I got the idea for the type of presentation we would give for Christmas on my very first day of work as principal. I sat in an empty school waiting for my first student to arrive and sign up to come to my school. The action was less than lively, so I had a lot of time to think. Here was what I came up with...
We would have a nice Christmas dinner for the adults, and after we ate our wonderful dinner (prime rib!), we would be entertained by the little angels in the school play. While the adults were eating, the children would have their own brand of party in a different space, get dressed in their costumes, and be marched over at the appointed time to present the play.

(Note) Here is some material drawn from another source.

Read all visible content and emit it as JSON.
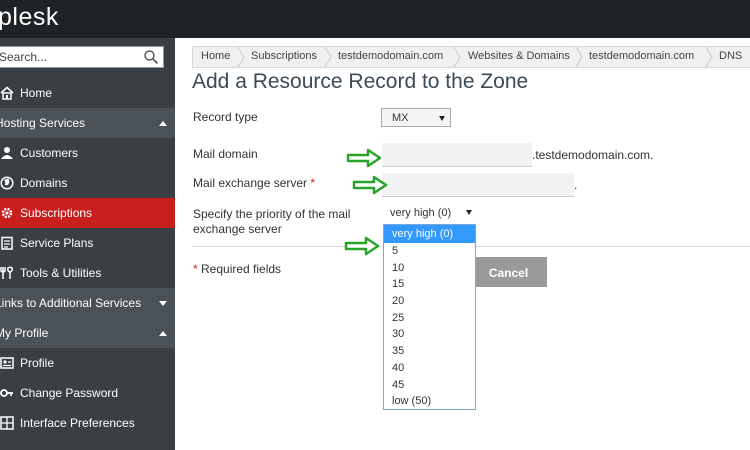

Our first play, "Calling All Angels" featured our school mascot, the guardian angel. In years to come we incorporated this theme into many of our Christmas plays. The children looked so darling, and I dolled up the ugly stage with yards of gold lame and fake poinsettias. We codged together lights and music and sound, and it worked out OK. We did a play of this sort for many years, and made a few bucks each time. It finally met its demise one year when it was turned into a chancel play (not by me, but by #1 naysayer), and it was a disaster. From then on, it was just a Christmas program, because I left the school the day after the disaster, and no one ever revived the idea of a full play presentation. (The same naysayer is still in charge!)
When you are working with actors and actresses, no matter what their age, you encourage them to portray a message. Maybe it's about Baby Jesus or some of life's little twists, but I always know a play is good when it brings a tear to my eye. Whether I'm watching or I'm directing or I'm assisting, I know it's good by my own emotions. The tear may be a result of exhaustion, or pride in a child's accomplishment, or by the message in an adult play that really came through. When I was directing, I sometimes got the tear during a dress rehearsal, but sometimes not until the actual performance. During some of the plays I've worked with at the community theatre, I've gotten the tear every time I saw it (On Golden Pond did it to me every time!) Some have also left me dry-eyed and disappointed.
Last night I saw a complete run-through of "Prelude to a Kiss". It is very different from other plays I've seen, and I wasn't sure I really liked the play. I had read the script, and that left me cold. But the actresses and actors did a fabulous job of bringing me right into their story, no matter how much of a crazy fantasy story it was, and the tear sprang forth. I'm choking them back now as I think of it. Congratulations to the cast, director and producers of this play, and all I can say is, "Break a Leg! You guys are great!"
Opening night is Jan. 23.